→ **EXERCISE**: Lift every line from the entries that includes the word "right".
___ ENTRIES SHOWN ___
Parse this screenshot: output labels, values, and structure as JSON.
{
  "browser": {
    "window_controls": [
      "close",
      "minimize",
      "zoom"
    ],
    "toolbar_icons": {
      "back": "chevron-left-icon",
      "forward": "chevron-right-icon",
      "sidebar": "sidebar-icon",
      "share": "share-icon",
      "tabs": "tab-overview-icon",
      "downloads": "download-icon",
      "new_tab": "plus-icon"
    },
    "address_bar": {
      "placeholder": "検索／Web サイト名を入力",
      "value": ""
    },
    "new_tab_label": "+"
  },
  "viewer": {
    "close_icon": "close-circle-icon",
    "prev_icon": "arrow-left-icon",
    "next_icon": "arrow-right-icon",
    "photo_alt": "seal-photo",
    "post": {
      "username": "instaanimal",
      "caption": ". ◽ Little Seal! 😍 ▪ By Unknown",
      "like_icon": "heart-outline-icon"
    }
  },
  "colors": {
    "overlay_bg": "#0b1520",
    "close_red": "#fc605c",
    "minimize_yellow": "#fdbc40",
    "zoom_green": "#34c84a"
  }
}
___
→ **SOLVED PROBLEM**:
      "forward": "chevron-right-icon",
    "next_icon": "arrow-right-icon",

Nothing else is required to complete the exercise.